Copy out the data word for word, without any of its pictures.

=== Begin Enclosure ===

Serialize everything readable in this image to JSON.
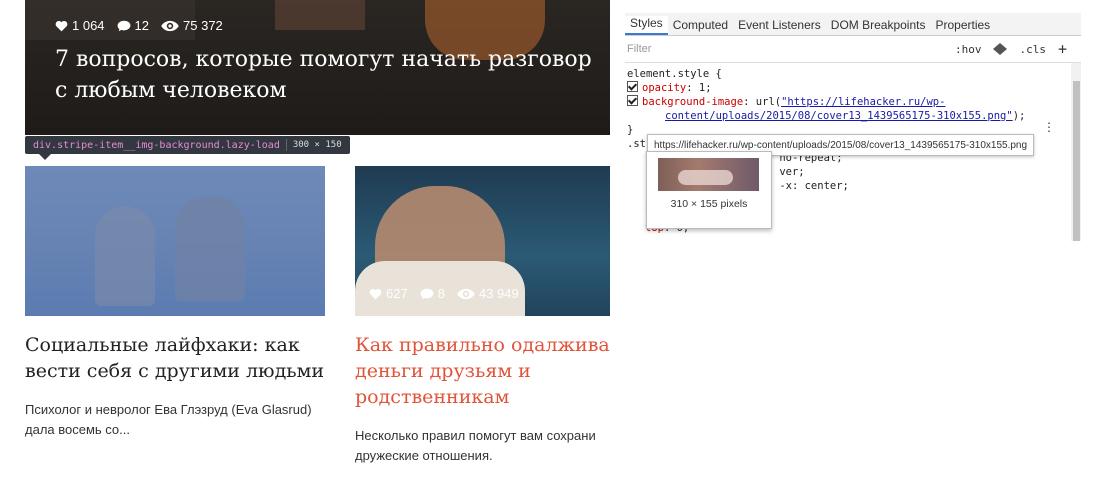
{
  "hero": {
    "likes": "1 064",
    "comments": "12",
    "views": "75 372",
    "title_line1": "7 вопросов, которые помогут начать разговор",
    "title_line2": "с любым человеком"
  },
  "inspector_tooltip": {
    "selector": "div.stripe-item__img-background.lazy-load",
    "dims": "300 × 150"
  },
  "cards": [
    {
      "title": "Социальные лайфхаки: как вести себя с другими людьми",
      "desc": "Психолог и невролог Ева Глэзруд (Eva Glasrud) дала восемь со..."
    },
    {
      "likes": "627",
      "comments": "8",
      "views": "43 949",
      "title_l1": "Как правильно одалжива",
      "title_l2": "деньги друзьям и",
      "title_l3": "родственникам",
      "desc_l1": "Несколько правил помогут вам сохрани",
      "desc_l2": "дружеские отношения."
    }
  ],
  "devtools": {
    "tabs": [
      "Styles",
      "Computed",
      "Event Listeners",
      "DOM Breakpoints",
      "Properties"
    ],
    "filter_placeholder": "Filter",
    "hov": ":hov",
    "cls": ".cls",
    "plus": "+",
    "rule_selector": "element.style {",
    "opacity_prop": "opacity",
    "opacity_val": ": 1;",
    "bg_prop": "background-image",
    "bg_val_prefix": ": url(",
    "bg_url_1": "\"https://lifehacker.ru/wp-",
    "bg_url_2": "content/uploads/2015/08/cover13_1439565175-310x155.png\"",
    "bg_val_suffix": ");",
    "close_brace": "}",
    "next_selector_start": ".st",
    "frag1_prefix": "b",
    "frag1_rest": "no-repeat;",
    "frag2_prefix": "b",
    "frag2_rest": "ver;",
    "frag3_prefix": "b",
    "frag3_rest": "-x: center;",
    "frag4": "p",
    "frag5": "l",
    "top_prop": "top",
    "top_val": ": 0;",
    "url_tooltip": "https://lifehacker.ru/wp-content/uploads/2015/08/cover13_1439565175-310x155.png",
    "image_size": "310 × 155 pixels"
  }
}
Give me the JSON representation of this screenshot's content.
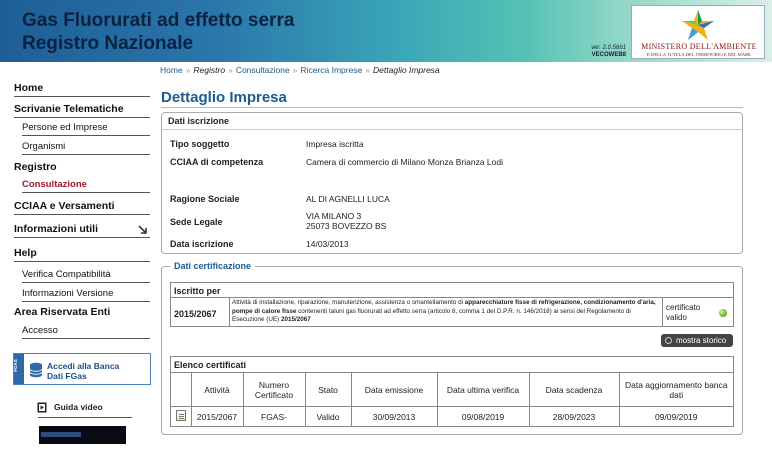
{
  "header": {
    "title_line1": "Gas Fluorurati ad effetto serra",
    "title_line2": "Registro Nazionale",
    "version": "ver. 2.0.5661",
    "build": "VECOWEB8",
    "ministry_line1": "MINISTERO DELL'AMBIENTE",
    "ministry_line2": "E DELLA TUTELA DEL TERRITORIO E DEL MARE"
  },
  "breadcrumb": {
    "home": "Home",
    "registro": "Registro",
    "consultazione": "Consultazione",
    "ricerca": "Ricerca Imprese",
    "current": "Dettaglio Impresa",
    "separator": "»"
  },
  "sidebar": {
    "home": "Home",
    "scrivanie": "Scrivanie Telematiche",
    "persone": "Persone ed Imprese",
    "organismi": "Organismi",
    "registro": "Registro",
    "consultazione": "Consultazione",
    "cciaa": "CCIAA e Versamenti",
    "info": "Informazioni utili",
    "help": "Help",
    "verifica": "Verifica Compatibilità",
    "info_versione": "Informazioni Versione",
    "area_riservata": "Area Riservata Enti",
    "accesso": "Accesso",
    "accedi_line1": "Accedi alla Banca",
    "accedi_line2": "Dati FGas",
    "accedi_side": "FGAS",
    "guida_video": "Guida video"
  },
  "page": {
    "title": "Dettaglio Impresa"
  },
  "dati_iscrizione": {
    "heading": "Dati iscrizione",
    "tipo_label": "Tipo soggetto",
    "tipo_value": "Impresa iscritta",
    "cciaa_label": "CCIAA di competenza",
    "cciaa_value": "Camera di commercio di Milano Monza Brianza Lodi",
    "ragione_label": "Ragione Sociale",
    "ragione_value": "AL DI AGNELLI LUCA",
    "sede_label": "Sede Legale",
    "sede_line1": "VIA MILANO 3",
    "sede_line2": "25073 BOVEZZO BS",
    "data_label": "Data iscrizione",
    "data_value": "14/03/2013"
  },
  "dati_certificazione": {
    "legend": "Dati certificazione",
    "iscritto_head": "Iscritto per",
    "code": "2015/2067",
    "desc_a": "Attività di installazione, riparazione, manutenzione, assistenza o smantellamento di ",
    "desc_b": "apparecchiature fisse di refrigerazione, condizionamento d'aria, pompe di calore fisse",
    "desc_c": " contenenti taluni gas fluorurati ad effetto serra (articolo 8, comma 1 del D.P.R. n. 146/2018) ai sensi del Regolamento di Esecuzione (UE) ",
    "desc_d": "2015/2067",
    "status_line1": "certificato",
    "status_line2": "valido",
    "status_color": "#5aa81c",
    "storico_button": "mostra storico"
  },
  "elenco": {
    "heading": "Elenco certificati",
    "columns": [
      "",
      "Attività",
      "Numero Certificato",
      "Stato",
      "Data emissione",
      "Data ultima verifica",
      "Data scadenza",
      "Data aggiornamento banca dati"
    ],
    "rows": [
      [
        "",
        "2015/2067",
        "FGAS-",
        "Valido",
        "30/09/2013",
        "09/08/2019",
        "28/09/2023",
        "09/09/2019"
      ]
    ]
  },
  "colors": {
    "brand_blue": "#1d5c8e",
    "active_red": "#9b1b2a"
  }
}
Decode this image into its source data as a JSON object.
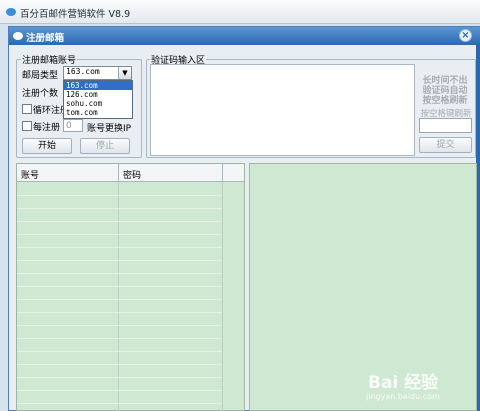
{
  "app": {
    "title": "百分百邮件营销软件   V8.9"
  },
  "dialog": {
    "title": "注册邮箱",
    "close_glyph": "×"
  },
  "register_group": {
    "legend": "注册邮箱账号",
    "mail_type_label": "邮局类型",
    "selected_domain": "163.com",
    "dropdown_options": [
      "163.com",
      "126.com",
      "sohu.com",
      "tom.com"
    ],
    "count_label": "注册个数",
    "loop_label": "循环注册",
    "each_label": "每注册",
    "each_value": "0",
    "change_ip_label": "账号更换IP",
    "start_button": "开始",
    "stop_button": "停止"
  },
  "captcha_group": {
    "legend": "验证码输入区",
    "hint": "长时间不出验证码自动按空格刷新",
    "refresh_hint": "按空格键刷新",
    "submit_button": "提交"
  },
  "table": {
    "columns": [
      "账号",
      "密码"
    ]
  },
  "watermark": {
    "text": "Bai 经验",
    "sub": "jingyan.baidu.com"
  }
}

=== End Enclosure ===

_Solution to this problem_
Serialize everything readable in this image to JSON.
{
  "hero": {
    "likes": "1 064",
    "comments": "12",
    "views": "75 372",
    "title_line1": "7 вопросов, которые помогут начать разговор",
    "title_line2": "с любым человеком"
  },
  "inspector_tooltip": {
    "selector": "div.stripe-item__img-background.lazy-load",
    "dims": "300 × 150"
  },
  "cards": [
    {
      "title": "Социальные лайфхаки: как вести себя с другими людьми",
      "desc": "Психолог и невролог Ева Глэзруд (Eva Glasrud) дала восемь со..."
    },
    {
      "likes": "627",
      "comments": "8",
      "views": "43 949",
      "title_l1": "Как правильно одалжива",
      "title_l2": "деньги друзьям и",
      "title_l3": "родственникам",
      "desc_l1": "Несколько правил помогут вам сохрани",
      "desc_l2": "дружеские отношения."
    }
  ],
  "devtools": {
    "tabs": [
      "Styles",
      "Computed",
      "Event Listeners",
      "DOM Breakpoints",
      "Properties"
    ],
    "filter_placeholder": "Filter",
    "hov": ":hov",
    "cls": ".cls",
    "plus": "+",
    "rule_selector": "element.style {",
    "opacity_prop": "opacity",
    "opacity_val": ": 1;",
    "bg_prop": "background-image",
    "bg_val_prefix": ": url(",
    "bg_url_1": "\"https://lifehacker.ru/wp-",
    "bg_url_2": "content/uploads/2015/08/cover13_1439565175-310x155.png\"",
    "bg_val_suffix": ");",
    "close_brace": "}",
    "next_selector_start": ".st",
    "frag1_prefix": "b",
    "frag1_rest": "no-repeat;",
    "frag2_prefix": "b",
    "frag2_rest": "ver;",
    "frag3_prefix": "b",
    "frag3_rest": "-x: center;",
    "frag4": "p",
    "frag5": "l",
    "top_prop": "top",
    "top_val": ": 0;",
    "url_tooltip": "https://lifehacker.ru/wp-content/uploads/2015/08/cover13_1439565175-310x155.png",
    "image_size": "310 × 155 pixels"
  }
}
Give me the JSON representation of this screenshot's content.
{
  "header": {
    "title_line1": "Gas Fluorurati ad effetto serra",
    "title_line2": "Registro Nazionale",
    "version": "ver. 2.0.5661",
    "build": "VECOWEB8",
    "ministry_line1": "MINISTERO DELL'AMBIENTE",
    "ministry_line2": "E DELLA TUTELA DEL TERRITORIO E DEL MARE"
  },
  "breadcrumb": {
    "home": "Home",
    "registro": "Registro",
    "consultazione": "Consultazione",
    "ricerca": "Ricerca Imprese",
    "current": "Dettaglio Impresa",
    "separator": "»"
  },
  "sidebar": {
    "home": "Home",
    "scrivanie": "Scrivanie Telematiche",
    "persone": "Persone ed Imprese",
    "organismi": "Organismi",
    "registro": "Registro",
    "consultazione": "Consultazione",
    "cciaa": "CCIAA e Versamenti",
    "info": "Informazioni utili",
    "help": "Help",
    "verifica": "Verifica Compatibilità",
    "info_versione": "Informazioni Versione",
    "area_riservata": "Area Riservata Enti",
    "accesso": "Accesso",
    "accedi_line1": "Accedi alla Banca",
    "accedi_line2": "Dati FGas",
    "accedi_side": "FGAS",
    "guida_video": "Guida video"
  },
  "page": {
    "title": "Dettaglio Impresa"
  },
  "dati_iscrizione": {
    "heading": "Dati iscrizione",
    "tipo_label": "Tipo soggetto",
    "tipo_value": "Impresa iscritta",
    "cciaa_label": "CCIAA di competenza",
    "cciaa_value": "Camera di commercio di Milano Monza Brianza Lodi",
    "ragione_label": "Ragione Sociale",
    "ragione_value": "AL DI AGNELLI LUCA",
    "sede_label": "Sede Legale",
    "sede_line1": "VIA MILANO 3",
    "sede_line2": "25073 BOVEZZO BS",
    "data_label": "Data iscrizione",
    "data_value": "14/03/2013"
  },
  "dati_certificazione": {
    "legend": "Dati certificazione",
    "iscritto_head": "Iscritto per",
    "code": "2015/2067",
    "desc_a": "Attività di installazione, riparazione, manutenzione, assistenza o smantellamento di ",
    "desc_b": "apparecchiature fisse di refrigerazione, condizionamento d'aria, pompe di calore fisse",
    "desc_c": " contenenti taluni gas fluorurati ad effetto serra (articolo 8, comma 1 del D.P.R. n. 146/2018) ai sensi del Regolamento di Esecuzione (UE) ",
    "desc_d": "2015/2067",
    "status_line1": "certificato",
    "status_line2": "valido",
    "status_color": "#5aa81c",
    "storico_button": "mostra storico"
  },
  "elenco": {
    "heading": "Elenco certificati",
    "columns": [
      "",
      "Attività",
      "Numero Certificato",
      "Stato",
      "Data emissione",
      "Data ultima verifica",
      "Data scadenza",
      "Data aggiornamento banca dati"
    ],
    "rows": [
      [
        "",
        "2015/2067",
        "FGAS-",
        "Valido",
        "30/09/2013",
        "09/08/2019",
        "28/09/2023",
        "09/09/2019"
      ]
    ]
  },
  "colors": {
    "brand_blue": "#1d5c8e",
    "active_red": "#9b1b2a"
  }
}
Decode this image into its source data as a JSON object.
{
  "app": {
    "title": "百分百邮件营销软件   V8.9"
  },
  "dialog": {
    "title": "注册邮箱",
    "close_glyph": "×"
  },
  "register_group": {
    "legend": "注册邮箱账号",
    "mail_type_label": "邮局类型",
    "selected_domain": "163.com",
    "dropdown_options": [
      "163.com",
      "126.com",
      "sohu.com",
      "tom.com"
    ],
    "count_label": "注册个数",
    "loop_label": "循环注册",
    "each_label": "每注册",
    "each_value": "0",
    "change_ip_label": "账号更换IP",
    "start_button": "开始",
    "stop_button": "停止"
  },
  "captcha_group": {
    "legend": "验证码输入区",
    "hint": "长时间不出验证码自动按空格刷新",
    "refresh_hint": "按空格键刷新",
    "submit_button": "提交"
  },
  "table": {
    "columns": [
      "账号",
      "密码"
    ]
  },
  "watermark": {
    "text": "Bai 经验",
    "sub": "jingyan.baidu.com"
  }
}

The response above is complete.